::: Data supplied
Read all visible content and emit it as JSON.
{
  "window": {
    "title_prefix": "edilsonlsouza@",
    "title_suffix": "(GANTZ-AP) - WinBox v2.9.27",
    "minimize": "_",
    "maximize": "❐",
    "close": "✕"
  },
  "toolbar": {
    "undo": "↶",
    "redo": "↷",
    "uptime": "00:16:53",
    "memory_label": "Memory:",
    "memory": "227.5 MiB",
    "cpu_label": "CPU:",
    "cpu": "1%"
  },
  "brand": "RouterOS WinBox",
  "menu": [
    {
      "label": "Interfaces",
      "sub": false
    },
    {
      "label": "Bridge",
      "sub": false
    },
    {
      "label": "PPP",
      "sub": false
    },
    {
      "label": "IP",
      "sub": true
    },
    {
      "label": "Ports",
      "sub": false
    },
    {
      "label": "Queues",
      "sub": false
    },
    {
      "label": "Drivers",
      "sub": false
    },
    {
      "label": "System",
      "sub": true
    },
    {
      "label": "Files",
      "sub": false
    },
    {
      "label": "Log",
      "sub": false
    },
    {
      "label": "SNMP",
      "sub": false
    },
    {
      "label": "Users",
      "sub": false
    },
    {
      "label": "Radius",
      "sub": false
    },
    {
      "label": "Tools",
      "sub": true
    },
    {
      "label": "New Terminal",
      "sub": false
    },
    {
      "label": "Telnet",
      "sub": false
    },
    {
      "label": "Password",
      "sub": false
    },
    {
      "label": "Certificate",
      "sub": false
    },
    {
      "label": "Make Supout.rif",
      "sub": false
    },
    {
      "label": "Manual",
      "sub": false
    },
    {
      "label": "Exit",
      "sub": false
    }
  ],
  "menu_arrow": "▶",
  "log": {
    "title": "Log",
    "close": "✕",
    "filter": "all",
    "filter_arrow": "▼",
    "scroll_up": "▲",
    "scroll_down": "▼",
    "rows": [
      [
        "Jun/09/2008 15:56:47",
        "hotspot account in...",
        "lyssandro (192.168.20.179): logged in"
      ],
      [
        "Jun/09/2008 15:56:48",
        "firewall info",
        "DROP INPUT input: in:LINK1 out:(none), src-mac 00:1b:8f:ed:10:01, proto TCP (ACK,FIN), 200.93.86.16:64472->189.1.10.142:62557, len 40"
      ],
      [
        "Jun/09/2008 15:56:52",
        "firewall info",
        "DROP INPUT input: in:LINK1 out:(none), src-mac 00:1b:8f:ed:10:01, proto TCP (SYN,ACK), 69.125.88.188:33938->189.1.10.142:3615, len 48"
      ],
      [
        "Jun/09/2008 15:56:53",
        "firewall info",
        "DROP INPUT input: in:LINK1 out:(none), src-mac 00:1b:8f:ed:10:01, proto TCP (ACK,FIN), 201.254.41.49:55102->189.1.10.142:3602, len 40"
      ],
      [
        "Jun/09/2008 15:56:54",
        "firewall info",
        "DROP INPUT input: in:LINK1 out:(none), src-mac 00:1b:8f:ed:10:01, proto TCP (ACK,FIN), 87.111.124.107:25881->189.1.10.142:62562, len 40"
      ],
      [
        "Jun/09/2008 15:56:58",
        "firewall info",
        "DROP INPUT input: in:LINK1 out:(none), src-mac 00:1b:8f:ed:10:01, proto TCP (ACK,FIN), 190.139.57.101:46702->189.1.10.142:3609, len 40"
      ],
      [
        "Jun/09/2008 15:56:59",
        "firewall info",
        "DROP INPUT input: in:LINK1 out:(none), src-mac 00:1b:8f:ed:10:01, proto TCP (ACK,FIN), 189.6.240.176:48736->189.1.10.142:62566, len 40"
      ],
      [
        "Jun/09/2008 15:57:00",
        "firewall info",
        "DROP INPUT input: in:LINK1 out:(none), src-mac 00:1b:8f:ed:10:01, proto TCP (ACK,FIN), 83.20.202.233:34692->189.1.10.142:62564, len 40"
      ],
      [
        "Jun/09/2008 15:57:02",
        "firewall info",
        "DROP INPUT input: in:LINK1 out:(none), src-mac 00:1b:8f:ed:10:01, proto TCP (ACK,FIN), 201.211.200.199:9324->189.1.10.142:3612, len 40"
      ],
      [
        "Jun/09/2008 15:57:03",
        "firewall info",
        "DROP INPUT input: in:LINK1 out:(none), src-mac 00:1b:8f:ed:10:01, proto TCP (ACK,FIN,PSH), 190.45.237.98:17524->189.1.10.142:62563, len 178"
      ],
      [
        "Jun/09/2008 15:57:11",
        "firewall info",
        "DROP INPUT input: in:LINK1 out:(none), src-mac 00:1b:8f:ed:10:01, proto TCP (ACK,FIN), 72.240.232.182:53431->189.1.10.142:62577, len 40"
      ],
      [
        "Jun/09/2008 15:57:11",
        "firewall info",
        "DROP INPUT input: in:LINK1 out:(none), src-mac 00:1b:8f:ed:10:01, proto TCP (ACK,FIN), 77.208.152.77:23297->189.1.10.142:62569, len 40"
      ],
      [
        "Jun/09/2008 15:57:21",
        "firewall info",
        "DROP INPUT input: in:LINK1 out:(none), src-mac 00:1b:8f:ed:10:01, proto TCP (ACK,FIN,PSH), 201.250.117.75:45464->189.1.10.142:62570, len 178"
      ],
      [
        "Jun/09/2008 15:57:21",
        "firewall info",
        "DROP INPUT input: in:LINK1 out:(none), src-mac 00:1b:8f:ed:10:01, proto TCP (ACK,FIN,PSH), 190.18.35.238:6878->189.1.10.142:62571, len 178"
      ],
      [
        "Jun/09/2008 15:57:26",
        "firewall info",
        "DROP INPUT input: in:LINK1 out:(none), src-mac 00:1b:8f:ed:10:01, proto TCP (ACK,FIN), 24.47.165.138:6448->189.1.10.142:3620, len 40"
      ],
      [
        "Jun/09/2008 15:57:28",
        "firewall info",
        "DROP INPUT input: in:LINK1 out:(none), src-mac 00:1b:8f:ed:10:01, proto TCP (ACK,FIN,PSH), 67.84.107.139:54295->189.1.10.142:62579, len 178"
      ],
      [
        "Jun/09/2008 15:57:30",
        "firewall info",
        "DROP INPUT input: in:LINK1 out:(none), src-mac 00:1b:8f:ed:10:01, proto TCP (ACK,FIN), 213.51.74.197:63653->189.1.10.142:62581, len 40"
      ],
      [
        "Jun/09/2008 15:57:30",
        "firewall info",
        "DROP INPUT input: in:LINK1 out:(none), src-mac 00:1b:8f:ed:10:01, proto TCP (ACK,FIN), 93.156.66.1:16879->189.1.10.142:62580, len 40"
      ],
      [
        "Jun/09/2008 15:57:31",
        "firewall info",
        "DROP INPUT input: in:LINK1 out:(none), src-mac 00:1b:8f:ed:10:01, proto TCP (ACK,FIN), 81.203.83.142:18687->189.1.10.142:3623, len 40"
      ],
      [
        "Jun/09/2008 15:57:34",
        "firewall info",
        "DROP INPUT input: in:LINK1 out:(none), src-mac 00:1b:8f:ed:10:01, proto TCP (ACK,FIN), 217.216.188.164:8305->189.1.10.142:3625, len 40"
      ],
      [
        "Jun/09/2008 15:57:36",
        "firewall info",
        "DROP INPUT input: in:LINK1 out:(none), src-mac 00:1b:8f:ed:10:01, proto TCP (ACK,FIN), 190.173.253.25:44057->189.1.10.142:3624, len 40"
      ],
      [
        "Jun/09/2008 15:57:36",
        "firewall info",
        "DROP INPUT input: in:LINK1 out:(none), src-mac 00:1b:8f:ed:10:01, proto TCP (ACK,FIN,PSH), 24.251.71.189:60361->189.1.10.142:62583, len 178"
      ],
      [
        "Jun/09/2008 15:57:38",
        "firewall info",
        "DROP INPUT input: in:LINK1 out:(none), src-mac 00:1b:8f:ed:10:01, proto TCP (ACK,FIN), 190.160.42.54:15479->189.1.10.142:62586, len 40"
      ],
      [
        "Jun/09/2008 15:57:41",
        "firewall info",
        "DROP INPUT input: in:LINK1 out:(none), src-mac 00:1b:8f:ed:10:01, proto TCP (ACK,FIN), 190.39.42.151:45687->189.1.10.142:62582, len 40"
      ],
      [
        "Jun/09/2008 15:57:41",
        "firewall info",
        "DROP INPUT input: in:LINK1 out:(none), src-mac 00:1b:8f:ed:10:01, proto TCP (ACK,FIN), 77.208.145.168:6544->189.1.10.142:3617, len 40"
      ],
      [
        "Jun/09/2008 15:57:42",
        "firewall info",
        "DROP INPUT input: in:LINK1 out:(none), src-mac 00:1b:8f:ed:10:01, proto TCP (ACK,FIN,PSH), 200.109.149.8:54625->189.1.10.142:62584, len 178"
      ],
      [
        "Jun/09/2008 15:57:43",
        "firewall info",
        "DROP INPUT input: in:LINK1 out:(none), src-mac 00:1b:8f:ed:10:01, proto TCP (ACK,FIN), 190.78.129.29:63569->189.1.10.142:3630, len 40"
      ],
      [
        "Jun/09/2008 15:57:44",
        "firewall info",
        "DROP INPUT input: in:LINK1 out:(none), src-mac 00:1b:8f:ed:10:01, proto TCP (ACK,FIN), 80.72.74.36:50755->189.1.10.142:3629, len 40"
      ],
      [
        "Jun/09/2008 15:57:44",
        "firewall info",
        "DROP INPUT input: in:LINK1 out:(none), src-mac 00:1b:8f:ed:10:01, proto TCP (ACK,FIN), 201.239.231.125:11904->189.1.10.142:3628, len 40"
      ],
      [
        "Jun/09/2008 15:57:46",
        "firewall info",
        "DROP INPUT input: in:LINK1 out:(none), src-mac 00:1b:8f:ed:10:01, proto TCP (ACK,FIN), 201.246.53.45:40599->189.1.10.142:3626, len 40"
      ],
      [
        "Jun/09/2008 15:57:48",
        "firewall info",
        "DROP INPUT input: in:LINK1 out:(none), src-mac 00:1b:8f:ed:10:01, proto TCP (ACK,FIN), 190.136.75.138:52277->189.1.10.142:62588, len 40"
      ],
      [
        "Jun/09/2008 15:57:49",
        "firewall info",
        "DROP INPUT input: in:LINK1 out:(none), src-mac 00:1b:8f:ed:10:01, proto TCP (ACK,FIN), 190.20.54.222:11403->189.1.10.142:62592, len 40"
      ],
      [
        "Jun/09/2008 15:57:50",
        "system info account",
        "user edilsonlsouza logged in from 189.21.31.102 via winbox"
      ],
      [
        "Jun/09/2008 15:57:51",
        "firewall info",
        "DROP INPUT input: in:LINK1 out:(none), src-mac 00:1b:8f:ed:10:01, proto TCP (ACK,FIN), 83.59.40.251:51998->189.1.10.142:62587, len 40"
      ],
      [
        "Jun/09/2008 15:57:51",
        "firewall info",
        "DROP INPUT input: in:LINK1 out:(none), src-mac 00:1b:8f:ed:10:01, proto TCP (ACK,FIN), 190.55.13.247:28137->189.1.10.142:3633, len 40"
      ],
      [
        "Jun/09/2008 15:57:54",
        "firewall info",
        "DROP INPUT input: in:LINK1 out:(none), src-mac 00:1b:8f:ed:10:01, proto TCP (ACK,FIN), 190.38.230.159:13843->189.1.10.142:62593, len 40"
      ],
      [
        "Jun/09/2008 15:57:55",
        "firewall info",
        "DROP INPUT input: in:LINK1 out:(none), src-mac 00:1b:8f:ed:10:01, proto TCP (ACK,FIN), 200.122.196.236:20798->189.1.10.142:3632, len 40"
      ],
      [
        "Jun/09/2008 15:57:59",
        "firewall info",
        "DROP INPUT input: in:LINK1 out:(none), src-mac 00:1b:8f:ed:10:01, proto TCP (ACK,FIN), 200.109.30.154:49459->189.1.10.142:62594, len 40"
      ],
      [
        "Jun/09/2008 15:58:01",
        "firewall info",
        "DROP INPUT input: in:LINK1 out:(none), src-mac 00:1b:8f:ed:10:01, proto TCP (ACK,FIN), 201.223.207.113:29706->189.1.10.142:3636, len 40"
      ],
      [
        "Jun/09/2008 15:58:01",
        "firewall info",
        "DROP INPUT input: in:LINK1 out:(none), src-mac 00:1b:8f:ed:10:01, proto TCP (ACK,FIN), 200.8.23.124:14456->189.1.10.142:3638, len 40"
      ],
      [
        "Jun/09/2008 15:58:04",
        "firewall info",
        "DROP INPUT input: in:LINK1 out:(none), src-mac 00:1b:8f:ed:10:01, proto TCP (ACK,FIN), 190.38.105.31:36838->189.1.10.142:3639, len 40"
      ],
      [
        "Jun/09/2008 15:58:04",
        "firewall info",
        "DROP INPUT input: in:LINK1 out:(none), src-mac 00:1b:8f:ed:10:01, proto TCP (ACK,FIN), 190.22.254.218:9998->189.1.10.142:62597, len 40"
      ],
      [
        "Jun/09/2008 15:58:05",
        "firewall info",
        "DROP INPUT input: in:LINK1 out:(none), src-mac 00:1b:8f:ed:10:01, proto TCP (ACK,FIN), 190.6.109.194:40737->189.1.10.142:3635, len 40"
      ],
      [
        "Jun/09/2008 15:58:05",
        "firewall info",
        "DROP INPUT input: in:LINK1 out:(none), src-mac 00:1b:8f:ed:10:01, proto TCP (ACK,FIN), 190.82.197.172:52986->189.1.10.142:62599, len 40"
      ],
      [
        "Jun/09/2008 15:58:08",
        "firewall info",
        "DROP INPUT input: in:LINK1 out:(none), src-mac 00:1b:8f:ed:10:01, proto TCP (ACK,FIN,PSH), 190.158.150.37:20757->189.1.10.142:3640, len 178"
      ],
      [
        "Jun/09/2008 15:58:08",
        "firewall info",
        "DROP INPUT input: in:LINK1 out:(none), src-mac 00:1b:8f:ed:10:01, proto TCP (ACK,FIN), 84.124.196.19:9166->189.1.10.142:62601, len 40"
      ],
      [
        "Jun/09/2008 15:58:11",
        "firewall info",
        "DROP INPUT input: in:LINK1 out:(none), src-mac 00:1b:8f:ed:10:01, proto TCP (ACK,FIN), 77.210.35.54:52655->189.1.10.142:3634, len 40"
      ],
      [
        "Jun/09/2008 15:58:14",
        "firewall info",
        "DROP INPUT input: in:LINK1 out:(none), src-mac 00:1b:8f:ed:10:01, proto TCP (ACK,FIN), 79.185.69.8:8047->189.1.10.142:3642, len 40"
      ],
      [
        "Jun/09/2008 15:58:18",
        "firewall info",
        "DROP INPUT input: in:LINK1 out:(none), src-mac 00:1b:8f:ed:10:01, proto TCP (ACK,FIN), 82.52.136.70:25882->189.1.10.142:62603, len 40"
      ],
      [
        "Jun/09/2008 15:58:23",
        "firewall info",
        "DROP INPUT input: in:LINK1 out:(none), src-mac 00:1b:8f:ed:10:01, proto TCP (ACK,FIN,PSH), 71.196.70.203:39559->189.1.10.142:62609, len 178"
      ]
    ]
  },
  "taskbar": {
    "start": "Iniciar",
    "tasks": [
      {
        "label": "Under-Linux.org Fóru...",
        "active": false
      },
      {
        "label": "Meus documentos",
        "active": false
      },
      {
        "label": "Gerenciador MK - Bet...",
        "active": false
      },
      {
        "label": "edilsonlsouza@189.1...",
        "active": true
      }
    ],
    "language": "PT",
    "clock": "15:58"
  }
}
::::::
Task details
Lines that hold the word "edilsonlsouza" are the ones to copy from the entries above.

Problem solution
    "title_prefix": "edilsonlsouza@",
        "user edilsonlsouza logged in from 189.21.31.102 via winbox"
        "label": "edilsonlsouza@189.1...",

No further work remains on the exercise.